Opium has obtained a very large place in the treatment of one dangerous inflammation, that of the peritoneum (peritonitis), which lines the whole interior of the abdomen. Opium tends to constipate the bowels, and powerfully affects the brain. It also tends to diminish secretion in the air-passages, and therefore it does not appear to be suitable, at least at an early stage, in inflammation of the bowels, brain, or lungs, or in acute bronchitis. After the excitement has subsided, in dysentery and in bronchitis, perhaps sometimes in pneumonia, it may aid in allaying pain and checking excessive discharges.
Counter-irritation is a term which explains itself. Endeavor is made to draw blood and nervous excitement from an inflamed part by a harmless irritation or inflammation somewhere else. Blisters are strong means of this kind. A blister is raised by leaving on the skin for a time a plaster made of ointment of cantharides; or painting the part with cantharidal collodion, and covering it, while moist, with a piece of oiled silk. With a child, an hour or two will generally be enough to allow the cantharides (Spanish fly) to act. In a grown person, it may require three, four, or more hours. There should always be a piece of gauze between the skin and the blistering plaster, so that it can be entirely removed at the proper time. When it is taken off, the scarf-skin (cuticle) being raised in watery swellings, these may be pricked with a point of any kind, to let the water out. Then there should be placed over the sore surface a piece of muslin or lint thickly spread with simple cerate, to heal it up in two or three days.

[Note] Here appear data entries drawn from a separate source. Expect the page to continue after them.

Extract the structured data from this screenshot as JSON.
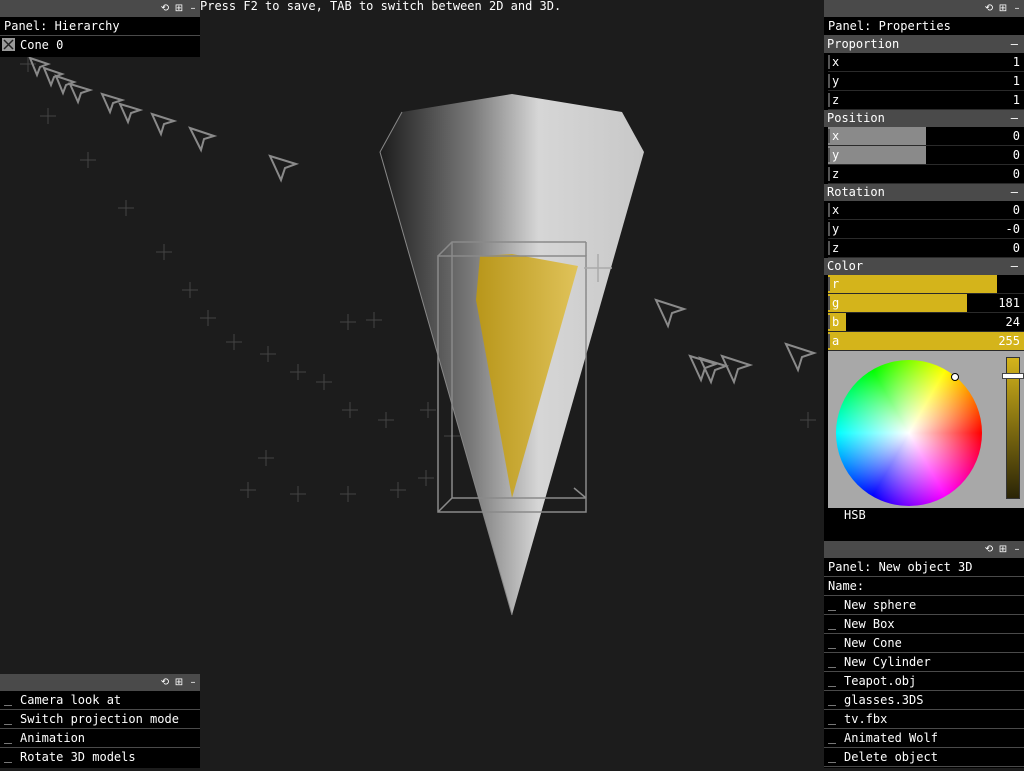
{
  "hint": "Press F2 to save, TAB to switch between 2D and 3D.",
  "colors": {
    "accent": "#d4b41b",
    "panel_header": "#4a4a4a",
    "background": "#1c1c1c"
  },
  "window_controls": {
    "refresh": "⟲",
    "dock": "⊞",
    "minimize": "–"
  },
  "hierarchy": {
    "title": "Panel: Hierarchy",
    "items": [
      {
        "label": "Cone 0"
      }
    ]
  },
  "actions_panel": {
    "items": [
      {
        "label": "Camera look at"
      },
      {
        "label": "Switch projection mode"
      },
      {
        "label": "Animation"
      },
      {
        "label": "Rotate 3D models"
      }
    ]
  },
  "properties": {
    "title": "Panel: Properties",
    "proportion": {
      "label": "Proportion",
      "x": {
        "label": "x",
        "value": "1"
      },
      "y": {
        "label": "y",
        "value": "1"
      },
      "z": {
        "label": "z",
        "value": "1"
      }
    },
    "position": {
      "label": "Position",
      "x": {
        "label": "x",
        "value": "0"
      },
      "y": {
        "label": "y",
        "value": "0"
      },
      "z": {
        "label": "z",
        "value": "0"
      }
    },
    "rotation": {
      "label": "Rotation",
      "x": {
        "label": "x",
        "value": "0"
      },
      "y": {
        "label": "y",
        "value": "-0"
      },
      "z": {
        "label": "z",
        "value": "0"
      }
    },
    "color": {
      "label": "Color",
      "r": {
        "label": "r",
        "value": "",
        "level": 0.86
      },
      "g": {
        "label": "g",
        "value": "181",
        "level": 0.71
      },
      "b": {
        "label": "b",
        "value": "24",
        "level": 0.09
      },
      "a": {
        "label": "a",
        "value": "255",
        "level": 1.0
      },
      "mode": "HSB"
    },
    "group_toggle": "–"
  },
  "new_object": {
    "title": "Panel: New object 3D",
    "name_label": "Name:",
    "items": [
      {
        "label": "New sphere"
      },
      {
        "label": "New Box"
      },
      {
        "label": "New Cone"
      },
      {
        "label": "New Cylinder"
      },
      {
        "label": "Teapot.obj"
      },
      {
        "label": "glasses.3DS"
      },
      {
        "label": "tv.fbx"
      },
      {
        "label": "Animated Wolf"
      },
      {
        "label": "Delete object"
      }
    ]
  }
}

The time for blistering (which is only called for in rather bad attacks of internal inflammation) is not at the beginning of the case, but after the excitement of the circulation has ceased. The disorders, in the course of which, at such a stage, a blister is most likely to do good, are inflammation of the brain, pneumonia, pleurisy and membranous croup.
Other modes of counter-irritation are, painting the skin with tincture of iodine; rubbing over a small surface a drop or two of croton oil; or a little tartar emetic ointment.
Painting with iodine is a milder measure than blistering with cantharides; and it may be resorted to in a greater number of cases, of moderate violence. Croton oil and tartar emetic ointment are only employed in obstinate chronic cases of irritation of internal organs. They produce very sore, pimply, or pustular eruptions.*
* If either of these should be used, great care must be taken not to get the oil or ointment into any one's eyes. A patient of mine nearly blinded himself by neglecting this precaution; putting his fingers to his eyes just after rubbing croton oil upon a part of the skin.